by [?]

She was in the box; he was far above in the gallery.

He looked down and across and saw her sitting there fair as a flower and robed like a royal courtesan in flame and snow.

Like a red torch flamed the ruby in her hair. Her shoulders were framed in her cloak, white as marble warmed with firelight. Her gloved hands held an opera glass which also glowed with flashing light.

His face grew dark and stern. He looked down at his poor coat and around at the motley gallery which reeked with the smell of tobacco and liquor.

Students were there–poor like himself, but with great music-loving, hungry, ambitious souls. Men and women of refinement and indomitable will sat side by side with drunken loafers who had chanced to stumble up the stairway.

His eyes went back to her. So sweet and dainty was every thread on her fair body. No smell of toil, nor touch of care, nor mark of weariness. Her flesh was ivory, her eyes were jewels, her heart was as clean and sweet as her eyes. She was perfectly clothed, protected, at ease.

No, not at ease. She seemed restless. Again and again she swept her glass around the lower balcony.

The man in the gallery knew she was looking for him, and he took a bitter delight in the distance between them. He waited, calm as a lion in his power.

The man at her elbow talks on. She does not hear. She is still looking–a little swifter, a little more anxiously–her red lips ready to droop in disappointment.

The noise of feet, of falling seats, continues. Boys call shrilly. Ushers dart hastily to and fro. The soft laughter and hum of talk come up from below.
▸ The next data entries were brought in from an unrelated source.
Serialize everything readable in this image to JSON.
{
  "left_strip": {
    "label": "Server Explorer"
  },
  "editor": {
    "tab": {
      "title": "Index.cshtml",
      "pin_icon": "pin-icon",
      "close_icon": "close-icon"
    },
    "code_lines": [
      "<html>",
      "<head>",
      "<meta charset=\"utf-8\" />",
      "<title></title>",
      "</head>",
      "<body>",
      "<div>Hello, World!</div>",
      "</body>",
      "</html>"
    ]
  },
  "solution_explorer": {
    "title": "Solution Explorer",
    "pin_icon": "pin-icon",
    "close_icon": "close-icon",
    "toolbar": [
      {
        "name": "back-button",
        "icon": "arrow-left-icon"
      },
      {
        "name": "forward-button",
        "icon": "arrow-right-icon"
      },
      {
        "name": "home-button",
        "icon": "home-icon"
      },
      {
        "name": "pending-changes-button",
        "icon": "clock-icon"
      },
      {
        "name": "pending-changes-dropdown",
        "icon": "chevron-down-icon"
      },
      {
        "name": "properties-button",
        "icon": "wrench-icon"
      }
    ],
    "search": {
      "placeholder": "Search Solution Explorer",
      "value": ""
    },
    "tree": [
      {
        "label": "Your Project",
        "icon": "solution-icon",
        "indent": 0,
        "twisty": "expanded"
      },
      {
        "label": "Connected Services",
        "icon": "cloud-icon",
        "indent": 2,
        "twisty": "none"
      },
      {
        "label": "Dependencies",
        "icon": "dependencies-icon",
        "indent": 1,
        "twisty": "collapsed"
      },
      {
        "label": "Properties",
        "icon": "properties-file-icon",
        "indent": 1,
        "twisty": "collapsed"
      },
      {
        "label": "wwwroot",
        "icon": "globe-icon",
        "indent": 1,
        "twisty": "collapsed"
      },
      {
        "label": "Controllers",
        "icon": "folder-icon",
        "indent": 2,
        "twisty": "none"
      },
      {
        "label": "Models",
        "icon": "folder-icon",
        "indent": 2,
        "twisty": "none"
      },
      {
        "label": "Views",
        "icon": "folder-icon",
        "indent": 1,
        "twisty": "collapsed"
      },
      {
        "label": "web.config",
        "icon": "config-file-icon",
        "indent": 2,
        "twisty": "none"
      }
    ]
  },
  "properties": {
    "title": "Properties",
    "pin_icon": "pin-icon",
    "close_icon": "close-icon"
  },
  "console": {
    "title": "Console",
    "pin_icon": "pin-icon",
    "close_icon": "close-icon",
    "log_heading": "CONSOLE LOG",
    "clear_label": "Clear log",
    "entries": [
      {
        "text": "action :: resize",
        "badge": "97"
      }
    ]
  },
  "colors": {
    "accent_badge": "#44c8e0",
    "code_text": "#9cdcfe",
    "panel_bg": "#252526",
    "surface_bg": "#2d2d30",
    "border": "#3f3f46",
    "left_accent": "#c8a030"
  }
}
She has reached the second balcony. She sweeps it hurriedly. Her companion raises his eyes to the same balcony and laughs as he speaks. She colors a little, but smiles as she lifts her eyes to the third balcony.

Suddenly the glass stops. The color surges up her neck, splashing her cheeks with red. Her breath stops also for a moment, then returns quick and strong.

Her smile settles into a curious contraction that is almost painful to see. His unsmiling eyes are looking somberly, sternly, accusingly into hers. They are charged with all the bitterness and hate and disappointed ambition which social injustice and inequality had wrought into his soul.

She shivered and dropped her glass. Shivered and drew her fleecy, pink and pale-blue cloak closer about her bare neck.

Her face grew timid, almost appealing, as she turned it upward toward him like a flower, to be kissed across the height that divided him from her.

His heart swelled with exultation. His face softened. From the height of his intellectual pride he bent his head and sent a winged caress fluttering down upon that flowerlike face.

And then the stealing harmony of the violins began, gliding like mist above the shuddering, tumultuous, obscure thunder of the drums, and the man’s soul swept across that sea of song with the heart of a lion and the wings of an eagle.

A tender, musing smile was on the woman’s lips.